According to the publication, law enforcement agencies seized the €120,000 that Rotenberg Jr. paid as property tax - the Långvik spa hotel, which is located near Helsinki. The hotel, according to Helsingin Sanomat, is owned by Centrum Tanskarla, and it is owned by Roman Rotenberg's Långvik Capital.

Rotenberg Jr. is not under sanctions, but the assets of his company were frozen last fall, since Boris Rotenberg was a major creditor to Långvik Capital.

The decision to block €120,000 was issued on January 26 by the Helsinki District Court. “It is unusual for Finnish law that the funds were confiscated from the tax office, and not from my client,” said Roman Rotenberg’s lawyer Mikko Mantere.

The lawyer added that Rotenberg paid the tax from his own funds, but did not disclose the origin of the money.

Boris Rotenberg came under European sanctions in April last year. Previously, he was only under US sanctions (together with his brother Arkady, he was added to the SDN list back in 2014).

In 2017, four European banks stopped servicing accounts associated with Rotenberg, from which he, among other things, paid fees in Finland (he has the citizenship of this country). The refusal was related to the American law, according to which banks face secondary sanctions for "substantial financial transactions" in the interests of a Russian on the SDN list.

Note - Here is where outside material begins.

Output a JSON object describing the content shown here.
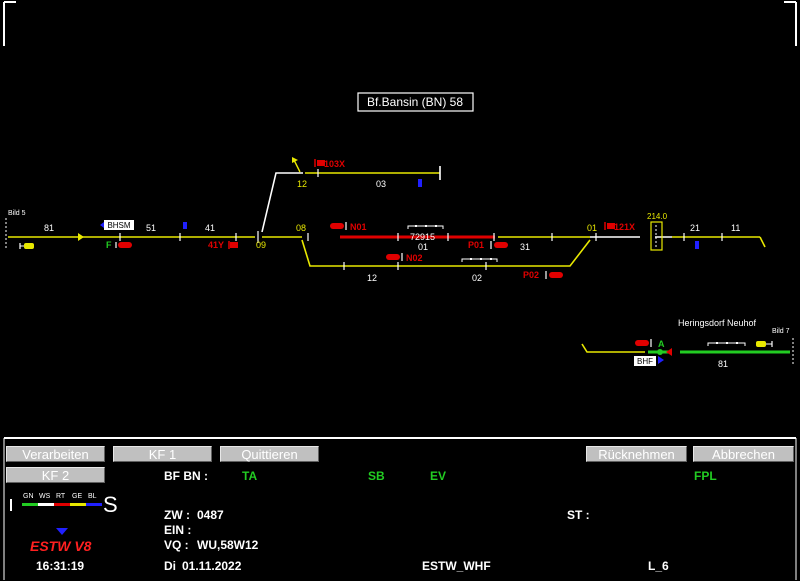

The businessman filed a lawsuit against banks, but lost the case in 2020. The Helsinki District Court ruled that Rotenberg did not prove that he was a resident of the European Economic Area, and therefore could not qualify for basic banking services in accordance with the Finnish law on credit institutions. In addition, the court agreed with the banks' arguments that they were not entitled under Finnish law to take the risk of blocking access to the US financial system.